The group is in talks with a total of three aviation firms, including Lufthansa, German newspaper Frankfurter Allgemeine Zeitung (FAZ) quoted Thomas Winkelmann as saying in its Thursday edition.
All three are “reputable in terms of their finances, sufficiently large to offer Air Berlin a secure future and are interested in keeping Germany as a base of operations”, he said, without naming any of the interested parties.
Air Berlin, Germany’s second-largest airline, filed for bankruptcy protection on Tuesday after key shareholder Etihad Airways withdrew funding following years of losses, leaving valuable runway slots up for grabs.
The insolvency comes with thousands of Germans enjoying summer holidays, and just ahead of a September general election.
The German government granted a bridging loan of €150 million (Dh644 million) to allow Air Berlin to keep its planes in the air for three months and secure the jobs of its 7,200 workers in Germany while negotiations go on.
The move offers Lufthansa and rivals a chance to acquire slots at airports such as Berlin Tegel and Duesseldorf, with Germany’s largest airline keen to defend its domestic position against expansion by low-cost rival Ryanair.

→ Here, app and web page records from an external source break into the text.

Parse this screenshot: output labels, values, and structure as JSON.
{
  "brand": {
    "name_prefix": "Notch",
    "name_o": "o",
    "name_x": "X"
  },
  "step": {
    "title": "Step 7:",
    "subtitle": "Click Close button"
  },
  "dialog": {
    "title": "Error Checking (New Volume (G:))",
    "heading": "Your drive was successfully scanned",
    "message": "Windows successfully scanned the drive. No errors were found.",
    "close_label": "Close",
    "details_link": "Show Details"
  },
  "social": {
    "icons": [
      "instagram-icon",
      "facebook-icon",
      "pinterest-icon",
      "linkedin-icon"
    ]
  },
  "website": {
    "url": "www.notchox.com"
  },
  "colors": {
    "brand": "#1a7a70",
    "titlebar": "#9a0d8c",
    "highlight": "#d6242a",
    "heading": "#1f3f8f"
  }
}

According to Winkelmann, the negotiations also include assets of Air Berlin unit Niki, which Etihad had agreed to buy for €300 million ($354 million) earlier this year.

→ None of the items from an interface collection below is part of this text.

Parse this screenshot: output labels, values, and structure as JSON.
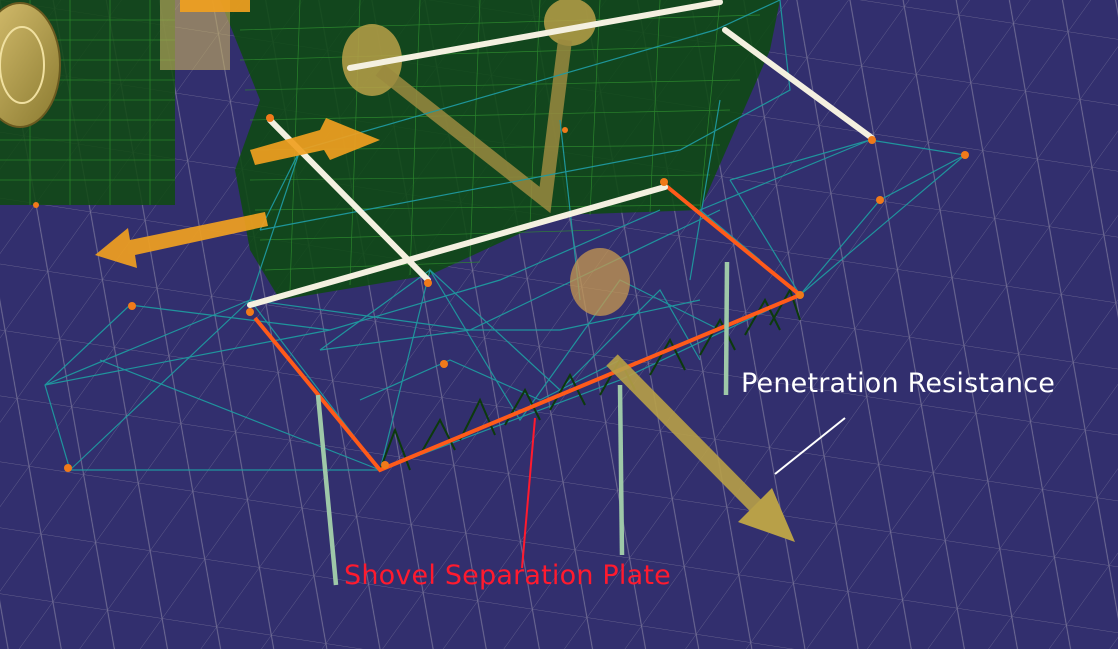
{
  "annotations": {
    "penetration_resistance": "Penetration Resistance",
    "shovel_separation_plate": "Shovel Separation Plate"
  },
  "colors": {
    "background": "#322f6e",
    "grid": "#8e8ba8",
    "force_arrow": "#f0a020",
    "resultant_arrow": "#b8a048",
    "wire_teal": "#1f9aa0",
    "wire_green": "#1b5e1b",
    "edge_orange": "#ff5a1a",
    "support_post": "#9ec8a8",
    "white_bar": "#f4f0e0",
    "label_red": "#ff1a2e",
    "label_white": "#ffffff"
  }
}
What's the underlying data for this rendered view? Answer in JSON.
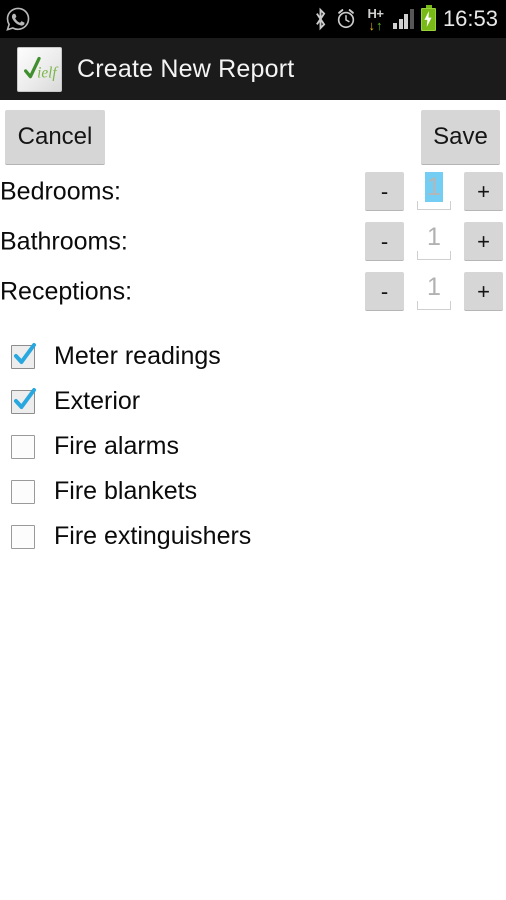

RedaktionsNetzwerk Deutschland (RND), a group which represents German newspapers, cited government sources as saying that Lufthansa, its budget carrier Eurowings and Condor would likely snap up Air Berlin’s most valuable landing slots.
It said a few slots could also go to Ryanair, which has filed a complaint with German and European Union competition authorities over the insolvency process, which its chief executive describes as a “conspiracy”.
Lufthansa has confirmed it is in talks to take over parts of Air Berlin’s business, while a source has said easyJet was also part of the negotiations.
Thomas Cook’s German airline Condor said on Wednesday it was ready to play “an active role” in Air Berlin’s restructuring, without being more specific.
Germany’s Transport Minister Alexander Dobrindt said the asset sales were an opportunity for the country’s aviation sector to bolster its footprint.
“The opportunity should be seized to strategically position the 140 aircraft, the capacities and the employees of Air Berlin and strengthen the position of Germany’s aviation sector in the international market,” German daily Bild quoted him as saying.